* [Work order] List all lines of the data containing the word "Selective".

Extracted data entries
§

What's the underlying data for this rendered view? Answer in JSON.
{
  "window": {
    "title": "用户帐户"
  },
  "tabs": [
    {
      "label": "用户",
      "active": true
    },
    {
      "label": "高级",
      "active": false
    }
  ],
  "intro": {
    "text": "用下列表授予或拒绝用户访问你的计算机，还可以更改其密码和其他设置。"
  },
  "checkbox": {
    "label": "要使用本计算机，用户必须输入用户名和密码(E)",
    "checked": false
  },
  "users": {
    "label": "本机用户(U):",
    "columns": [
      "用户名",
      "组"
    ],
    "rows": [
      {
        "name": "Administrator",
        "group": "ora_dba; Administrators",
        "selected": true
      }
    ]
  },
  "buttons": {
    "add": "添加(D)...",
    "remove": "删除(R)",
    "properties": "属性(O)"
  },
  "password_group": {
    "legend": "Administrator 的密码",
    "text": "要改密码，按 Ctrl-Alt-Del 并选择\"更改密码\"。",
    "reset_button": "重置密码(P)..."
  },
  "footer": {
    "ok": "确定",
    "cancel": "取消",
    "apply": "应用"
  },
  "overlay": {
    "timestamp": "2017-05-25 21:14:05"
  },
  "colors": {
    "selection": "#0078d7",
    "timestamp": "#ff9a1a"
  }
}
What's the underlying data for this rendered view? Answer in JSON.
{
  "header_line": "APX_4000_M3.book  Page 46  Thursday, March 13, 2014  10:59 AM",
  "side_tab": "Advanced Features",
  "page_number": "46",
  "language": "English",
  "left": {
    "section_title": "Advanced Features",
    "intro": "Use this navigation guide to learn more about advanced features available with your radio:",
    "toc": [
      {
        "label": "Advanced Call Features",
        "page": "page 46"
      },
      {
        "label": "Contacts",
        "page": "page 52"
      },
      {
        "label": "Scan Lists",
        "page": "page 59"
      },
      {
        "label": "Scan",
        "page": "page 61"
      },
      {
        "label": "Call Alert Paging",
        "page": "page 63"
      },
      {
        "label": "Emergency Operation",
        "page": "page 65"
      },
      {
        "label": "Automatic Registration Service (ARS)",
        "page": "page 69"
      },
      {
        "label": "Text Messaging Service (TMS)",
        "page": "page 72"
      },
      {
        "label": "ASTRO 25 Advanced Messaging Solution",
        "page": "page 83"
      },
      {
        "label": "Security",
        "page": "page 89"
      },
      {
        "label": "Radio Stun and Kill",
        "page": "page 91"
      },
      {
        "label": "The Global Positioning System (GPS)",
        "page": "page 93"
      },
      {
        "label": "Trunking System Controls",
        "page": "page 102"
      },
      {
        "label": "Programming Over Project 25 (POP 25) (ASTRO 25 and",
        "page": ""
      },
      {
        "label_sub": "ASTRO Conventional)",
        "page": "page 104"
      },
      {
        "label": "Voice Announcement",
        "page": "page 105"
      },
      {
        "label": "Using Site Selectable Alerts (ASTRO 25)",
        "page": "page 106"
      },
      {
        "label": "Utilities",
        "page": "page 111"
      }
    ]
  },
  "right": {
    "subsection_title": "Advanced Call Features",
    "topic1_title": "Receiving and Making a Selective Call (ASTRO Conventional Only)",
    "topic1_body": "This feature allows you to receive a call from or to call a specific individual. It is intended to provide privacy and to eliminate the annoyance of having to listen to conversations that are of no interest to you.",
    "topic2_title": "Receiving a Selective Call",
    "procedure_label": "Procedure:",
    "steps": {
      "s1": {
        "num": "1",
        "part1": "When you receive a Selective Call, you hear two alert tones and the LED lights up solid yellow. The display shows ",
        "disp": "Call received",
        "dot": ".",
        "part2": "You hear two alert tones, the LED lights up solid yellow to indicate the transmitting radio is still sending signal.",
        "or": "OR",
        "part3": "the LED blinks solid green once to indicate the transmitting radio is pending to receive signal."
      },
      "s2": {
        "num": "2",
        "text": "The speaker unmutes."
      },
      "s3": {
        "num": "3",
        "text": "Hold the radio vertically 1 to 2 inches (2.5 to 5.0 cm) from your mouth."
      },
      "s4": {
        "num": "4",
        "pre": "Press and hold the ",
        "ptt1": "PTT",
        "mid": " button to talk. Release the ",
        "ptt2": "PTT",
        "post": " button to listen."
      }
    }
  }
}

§

* [Response area]
    "topic1_title": "Receiving and Making a Selective Call (ASTRO Conventional Only)",
    "topic2_title": "Receiving a Selective Call",
        "part1": "When you receive a Selective Call, you hear two alert tones and the LED lights up solid yellow. The display shows ",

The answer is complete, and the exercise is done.